- TASK BRIEF: Which of the lines below include the word "JSON"? Pull each one out.
━━━━━━━━━━
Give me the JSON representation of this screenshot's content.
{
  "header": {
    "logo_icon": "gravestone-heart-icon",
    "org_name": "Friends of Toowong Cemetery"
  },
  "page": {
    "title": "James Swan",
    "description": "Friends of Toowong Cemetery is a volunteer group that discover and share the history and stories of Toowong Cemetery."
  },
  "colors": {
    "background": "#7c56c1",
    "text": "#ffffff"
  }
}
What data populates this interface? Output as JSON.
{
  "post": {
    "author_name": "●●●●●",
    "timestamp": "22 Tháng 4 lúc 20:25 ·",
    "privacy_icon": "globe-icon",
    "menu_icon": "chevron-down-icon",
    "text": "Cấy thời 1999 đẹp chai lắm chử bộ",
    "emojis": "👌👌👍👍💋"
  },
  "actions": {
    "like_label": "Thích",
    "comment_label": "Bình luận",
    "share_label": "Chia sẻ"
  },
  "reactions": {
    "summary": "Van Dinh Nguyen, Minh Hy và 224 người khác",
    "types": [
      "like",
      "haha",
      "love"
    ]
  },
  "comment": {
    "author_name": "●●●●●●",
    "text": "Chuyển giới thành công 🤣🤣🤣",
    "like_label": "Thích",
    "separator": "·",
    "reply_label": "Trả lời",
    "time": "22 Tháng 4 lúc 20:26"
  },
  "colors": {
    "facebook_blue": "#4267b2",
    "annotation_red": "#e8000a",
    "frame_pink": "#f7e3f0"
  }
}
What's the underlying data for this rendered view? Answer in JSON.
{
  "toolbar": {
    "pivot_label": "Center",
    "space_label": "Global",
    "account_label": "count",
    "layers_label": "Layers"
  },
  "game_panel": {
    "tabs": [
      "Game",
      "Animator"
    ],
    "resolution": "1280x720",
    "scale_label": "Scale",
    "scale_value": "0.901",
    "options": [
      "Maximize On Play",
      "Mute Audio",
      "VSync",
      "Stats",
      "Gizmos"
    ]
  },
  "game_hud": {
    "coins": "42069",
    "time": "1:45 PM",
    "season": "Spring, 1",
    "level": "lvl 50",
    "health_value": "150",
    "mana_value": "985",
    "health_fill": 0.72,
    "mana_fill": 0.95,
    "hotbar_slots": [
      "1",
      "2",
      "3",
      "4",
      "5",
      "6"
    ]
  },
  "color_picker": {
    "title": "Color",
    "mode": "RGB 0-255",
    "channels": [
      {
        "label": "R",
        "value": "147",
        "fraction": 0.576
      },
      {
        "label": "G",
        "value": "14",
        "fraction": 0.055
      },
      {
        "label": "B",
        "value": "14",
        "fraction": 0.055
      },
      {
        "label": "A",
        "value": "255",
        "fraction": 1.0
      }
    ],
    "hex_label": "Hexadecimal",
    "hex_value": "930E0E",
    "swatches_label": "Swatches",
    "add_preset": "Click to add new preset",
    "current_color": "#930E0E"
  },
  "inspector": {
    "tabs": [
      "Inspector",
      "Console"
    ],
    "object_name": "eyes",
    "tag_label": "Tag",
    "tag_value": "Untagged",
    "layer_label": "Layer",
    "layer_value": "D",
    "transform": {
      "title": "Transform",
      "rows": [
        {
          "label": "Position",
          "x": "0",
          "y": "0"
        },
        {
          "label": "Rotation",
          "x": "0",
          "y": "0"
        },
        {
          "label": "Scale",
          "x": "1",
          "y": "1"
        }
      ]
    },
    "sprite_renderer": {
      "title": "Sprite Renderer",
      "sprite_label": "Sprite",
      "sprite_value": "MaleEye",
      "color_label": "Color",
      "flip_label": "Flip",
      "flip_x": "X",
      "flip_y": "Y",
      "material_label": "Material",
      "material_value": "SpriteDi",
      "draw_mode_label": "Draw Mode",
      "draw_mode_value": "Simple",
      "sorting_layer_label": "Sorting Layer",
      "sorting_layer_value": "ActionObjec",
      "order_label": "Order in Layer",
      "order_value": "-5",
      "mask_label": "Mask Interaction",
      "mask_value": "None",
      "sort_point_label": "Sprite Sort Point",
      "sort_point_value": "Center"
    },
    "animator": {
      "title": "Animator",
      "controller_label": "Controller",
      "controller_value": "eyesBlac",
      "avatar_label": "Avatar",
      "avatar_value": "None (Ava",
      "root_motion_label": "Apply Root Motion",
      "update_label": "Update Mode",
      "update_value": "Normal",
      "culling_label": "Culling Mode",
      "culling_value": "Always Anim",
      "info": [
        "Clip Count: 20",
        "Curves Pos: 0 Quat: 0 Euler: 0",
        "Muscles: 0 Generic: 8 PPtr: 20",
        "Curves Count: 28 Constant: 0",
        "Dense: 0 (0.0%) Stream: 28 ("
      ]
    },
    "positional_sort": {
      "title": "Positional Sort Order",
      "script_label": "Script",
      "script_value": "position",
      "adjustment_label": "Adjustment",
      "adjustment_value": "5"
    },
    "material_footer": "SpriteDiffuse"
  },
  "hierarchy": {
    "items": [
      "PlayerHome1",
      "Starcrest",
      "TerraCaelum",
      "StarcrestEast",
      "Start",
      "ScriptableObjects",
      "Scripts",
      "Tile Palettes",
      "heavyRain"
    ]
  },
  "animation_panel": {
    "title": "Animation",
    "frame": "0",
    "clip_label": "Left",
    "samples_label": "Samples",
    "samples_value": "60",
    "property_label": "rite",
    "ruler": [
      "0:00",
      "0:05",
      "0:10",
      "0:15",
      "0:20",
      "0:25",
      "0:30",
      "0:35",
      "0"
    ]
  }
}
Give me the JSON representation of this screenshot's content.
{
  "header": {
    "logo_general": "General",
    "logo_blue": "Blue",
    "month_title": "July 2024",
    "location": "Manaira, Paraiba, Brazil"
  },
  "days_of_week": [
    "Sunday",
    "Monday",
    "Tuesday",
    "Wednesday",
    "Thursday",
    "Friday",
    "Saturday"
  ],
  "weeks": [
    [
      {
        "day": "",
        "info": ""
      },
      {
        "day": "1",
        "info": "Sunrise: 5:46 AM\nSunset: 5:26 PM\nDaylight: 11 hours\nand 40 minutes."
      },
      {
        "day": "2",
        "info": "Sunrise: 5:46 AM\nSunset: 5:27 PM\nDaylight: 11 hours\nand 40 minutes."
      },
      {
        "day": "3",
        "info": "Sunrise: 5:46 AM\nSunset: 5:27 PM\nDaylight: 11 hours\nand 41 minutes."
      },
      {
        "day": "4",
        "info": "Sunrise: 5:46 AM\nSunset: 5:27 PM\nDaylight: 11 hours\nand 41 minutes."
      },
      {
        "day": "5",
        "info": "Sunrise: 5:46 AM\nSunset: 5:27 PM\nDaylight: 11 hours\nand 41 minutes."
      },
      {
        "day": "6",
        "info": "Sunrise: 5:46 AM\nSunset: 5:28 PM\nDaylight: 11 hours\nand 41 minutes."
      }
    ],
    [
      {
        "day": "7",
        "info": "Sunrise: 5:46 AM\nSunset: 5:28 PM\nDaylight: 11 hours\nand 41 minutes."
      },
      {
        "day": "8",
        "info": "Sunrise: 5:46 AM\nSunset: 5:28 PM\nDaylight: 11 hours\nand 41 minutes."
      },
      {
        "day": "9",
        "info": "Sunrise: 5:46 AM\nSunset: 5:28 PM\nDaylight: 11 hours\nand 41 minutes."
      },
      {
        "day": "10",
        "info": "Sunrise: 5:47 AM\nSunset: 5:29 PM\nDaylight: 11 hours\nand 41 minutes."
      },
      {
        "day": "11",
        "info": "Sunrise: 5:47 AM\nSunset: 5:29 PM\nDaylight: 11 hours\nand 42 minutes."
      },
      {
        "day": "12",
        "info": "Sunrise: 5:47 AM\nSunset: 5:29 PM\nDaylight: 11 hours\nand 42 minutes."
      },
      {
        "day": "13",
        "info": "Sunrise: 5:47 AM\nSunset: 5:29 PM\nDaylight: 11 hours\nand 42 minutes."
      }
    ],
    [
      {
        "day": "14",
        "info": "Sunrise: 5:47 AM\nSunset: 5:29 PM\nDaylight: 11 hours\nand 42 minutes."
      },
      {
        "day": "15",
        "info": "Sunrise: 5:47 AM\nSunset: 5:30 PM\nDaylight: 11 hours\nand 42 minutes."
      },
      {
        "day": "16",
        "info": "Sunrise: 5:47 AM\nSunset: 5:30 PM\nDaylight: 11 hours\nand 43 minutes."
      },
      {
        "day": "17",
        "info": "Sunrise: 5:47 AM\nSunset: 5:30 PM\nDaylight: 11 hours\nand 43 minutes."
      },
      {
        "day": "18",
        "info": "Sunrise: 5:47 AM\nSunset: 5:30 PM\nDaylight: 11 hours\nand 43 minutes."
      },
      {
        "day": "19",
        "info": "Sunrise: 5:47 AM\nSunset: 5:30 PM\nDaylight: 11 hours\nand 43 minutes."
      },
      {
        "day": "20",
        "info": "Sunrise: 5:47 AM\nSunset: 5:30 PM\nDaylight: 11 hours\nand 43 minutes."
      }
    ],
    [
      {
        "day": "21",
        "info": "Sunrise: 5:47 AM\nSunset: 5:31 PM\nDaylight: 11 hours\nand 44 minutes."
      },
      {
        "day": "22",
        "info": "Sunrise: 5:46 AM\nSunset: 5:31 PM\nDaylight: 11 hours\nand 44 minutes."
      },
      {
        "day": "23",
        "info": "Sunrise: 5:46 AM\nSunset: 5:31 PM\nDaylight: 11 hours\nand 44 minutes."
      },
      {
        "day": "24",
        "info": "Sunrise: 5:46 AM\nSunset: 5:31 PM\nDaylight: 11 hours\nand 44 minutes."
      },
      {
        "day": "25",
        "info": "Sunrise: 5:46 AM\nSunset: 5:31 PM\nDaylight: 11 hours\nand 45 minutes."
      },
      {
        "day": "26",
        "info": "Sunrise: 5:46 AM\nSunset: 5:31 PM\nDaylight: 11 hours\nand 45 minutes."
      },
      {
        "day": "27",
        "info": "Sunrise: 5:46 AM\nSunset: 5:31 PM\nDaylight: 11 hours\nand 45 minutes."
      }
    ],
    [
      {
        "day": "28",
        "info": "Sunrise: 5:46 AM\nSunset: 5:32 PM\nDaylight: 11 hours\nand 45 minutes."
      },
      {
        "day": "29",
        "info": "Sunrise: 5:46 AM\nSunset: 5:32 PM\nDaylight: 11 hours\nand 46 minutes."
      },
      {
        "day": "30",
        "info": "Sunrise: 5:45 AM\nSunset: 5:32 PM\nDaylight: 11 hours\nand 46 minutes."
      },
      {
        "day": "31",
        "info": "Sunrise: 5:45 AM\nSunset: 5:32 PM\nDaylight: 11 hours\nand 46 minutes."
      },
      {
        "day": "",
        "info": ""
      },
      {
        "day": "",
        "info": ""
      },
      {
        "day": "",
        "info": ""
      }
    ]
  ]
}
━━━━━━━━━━
- OUTPUT FOR THIS TASK:
Give me the JSON representation of this screenshot's content.
What data populates this interface? Output as JSON.
What's the underlying data for this rendered view? Answer in JSON.
Give me the JSON representation of this screenshot's content.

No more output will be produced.